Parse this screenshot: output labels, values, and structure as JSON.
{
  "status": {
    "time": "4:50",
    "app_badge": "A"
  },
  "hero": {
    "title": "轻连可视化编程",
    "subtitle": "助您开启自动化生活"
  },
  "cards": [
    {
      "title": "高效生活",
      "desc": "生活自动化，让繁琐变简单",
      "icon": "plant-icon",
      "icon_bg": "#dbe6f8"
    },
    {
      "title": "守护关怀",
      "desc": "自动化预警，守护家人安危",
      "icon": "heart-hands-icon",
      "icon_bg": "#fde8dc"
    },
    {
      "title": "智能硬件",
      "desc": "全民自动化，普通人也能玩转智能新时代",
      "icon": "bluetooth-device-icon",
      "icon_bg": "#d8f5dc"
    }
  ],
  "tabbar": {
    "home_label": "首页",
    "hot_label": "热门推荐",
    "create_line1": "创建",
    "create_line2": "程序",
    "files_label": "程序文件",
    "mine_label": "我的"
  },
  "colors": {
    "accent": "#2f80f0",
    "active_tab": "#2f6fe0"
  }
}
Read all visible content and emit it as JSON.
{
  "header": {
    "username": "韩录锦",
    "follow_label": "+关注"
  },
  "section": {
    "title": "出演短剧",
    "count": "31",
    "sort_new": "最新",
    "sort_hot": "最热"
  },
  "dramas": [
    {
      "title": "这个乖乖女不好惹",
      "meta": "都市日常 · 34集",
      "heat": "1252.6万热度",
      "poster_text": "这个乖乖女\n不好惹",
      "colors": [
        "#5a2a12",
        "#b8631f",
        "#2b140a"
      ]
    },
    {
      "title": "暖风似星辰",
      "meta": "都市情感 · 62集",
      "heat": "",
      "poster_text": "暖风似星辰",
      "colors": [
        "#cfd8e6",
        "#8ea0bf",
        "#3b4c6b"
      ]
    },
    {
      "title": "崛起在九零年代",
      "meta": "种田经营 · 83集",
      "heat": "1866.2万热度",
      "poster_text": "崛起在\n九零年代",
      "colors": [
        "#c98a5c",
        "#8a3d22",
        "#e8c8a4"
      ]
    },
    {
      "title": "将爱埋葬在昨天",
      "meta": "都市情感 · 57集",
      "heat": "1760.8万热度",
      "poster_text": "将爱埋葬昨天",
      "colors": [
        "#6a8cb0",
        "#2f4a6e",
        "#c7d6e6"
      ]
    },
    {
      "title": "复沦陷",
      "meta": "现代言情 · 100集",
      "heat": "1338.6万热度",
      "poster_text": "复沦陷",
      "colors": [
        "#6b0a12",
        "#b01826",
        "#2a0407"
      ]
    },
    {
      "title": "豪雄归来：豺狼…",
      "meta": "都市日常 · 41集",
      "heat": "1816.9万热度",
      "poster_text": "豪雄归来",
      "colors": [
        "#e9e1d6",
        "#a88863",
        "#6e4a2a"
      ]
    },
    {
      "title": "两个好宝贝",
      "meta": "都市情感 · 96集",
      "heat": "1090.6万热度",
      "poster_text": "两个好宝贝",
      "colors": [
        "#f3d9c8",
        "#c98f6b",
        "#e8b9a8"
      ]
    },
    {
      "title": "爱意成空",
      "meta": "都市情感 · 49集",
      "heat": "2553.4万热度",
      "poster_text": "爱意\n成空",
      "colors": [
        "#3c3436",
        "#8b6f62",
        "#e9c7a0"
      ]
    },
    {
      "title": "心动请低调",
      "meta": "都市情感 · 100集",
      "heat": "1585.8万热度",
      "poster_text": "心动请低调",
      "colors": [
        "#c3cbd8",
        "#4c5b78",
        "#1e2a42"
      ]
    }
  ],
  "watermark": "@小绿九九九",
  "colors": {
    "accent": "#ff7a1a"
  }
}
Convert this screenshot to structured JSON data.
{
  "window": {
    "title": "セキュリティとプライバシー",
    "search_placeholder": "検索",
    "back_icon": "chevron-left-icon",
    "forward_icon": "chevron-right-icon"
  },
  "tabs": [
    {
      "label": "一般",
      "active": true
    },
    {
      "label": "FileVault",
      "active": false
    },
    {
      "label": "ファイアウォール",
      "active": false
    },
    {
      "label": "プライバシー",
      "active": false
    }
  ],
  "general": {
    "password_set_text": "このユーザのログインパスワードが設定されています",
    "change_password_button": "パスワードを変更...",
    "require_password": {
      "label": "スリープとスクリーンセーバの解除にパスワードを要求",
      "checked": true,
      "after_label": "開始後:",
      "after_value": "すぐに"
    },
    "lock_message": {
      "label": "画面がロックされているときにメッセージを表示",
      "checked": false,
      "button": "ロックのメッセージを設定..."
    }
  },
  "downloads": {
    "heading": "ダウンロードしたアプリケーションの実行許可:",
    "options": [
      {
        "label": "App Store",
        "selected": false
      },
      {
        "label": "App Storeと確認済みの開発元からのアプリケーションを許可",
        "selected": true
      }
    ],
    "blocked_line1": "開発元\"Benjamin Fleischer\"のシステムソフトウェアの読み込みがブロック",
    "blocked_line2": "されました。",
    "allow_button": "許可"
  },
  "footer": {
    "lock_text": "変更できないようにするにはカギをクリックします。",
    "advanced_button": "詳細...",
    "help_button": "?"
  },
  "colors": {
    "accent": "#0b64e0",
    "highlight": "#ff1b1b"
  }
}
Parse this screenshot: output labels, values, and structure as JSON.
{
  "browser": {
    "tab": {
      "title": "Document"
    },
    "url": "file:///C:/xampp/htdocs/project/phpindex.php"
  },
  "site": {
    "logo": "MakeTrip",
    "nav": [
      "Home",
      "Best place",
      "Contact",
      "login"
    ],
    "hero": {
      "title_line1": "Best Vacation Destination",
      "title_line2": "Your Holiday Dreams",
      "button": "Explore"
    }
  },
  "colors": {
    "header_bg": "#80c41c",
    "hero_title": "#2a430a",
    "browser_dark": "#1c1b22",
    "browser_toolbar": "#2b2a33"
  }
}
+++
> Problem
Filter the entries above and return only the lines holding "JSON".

> Task response
Parse this screenshot: output labels, values, and structure as JSON.
Read all visible content and emit it as JSON.
Convert this screenshot to structured JSON data.
Parse this screenshot: output labels, values, and structure as JSON.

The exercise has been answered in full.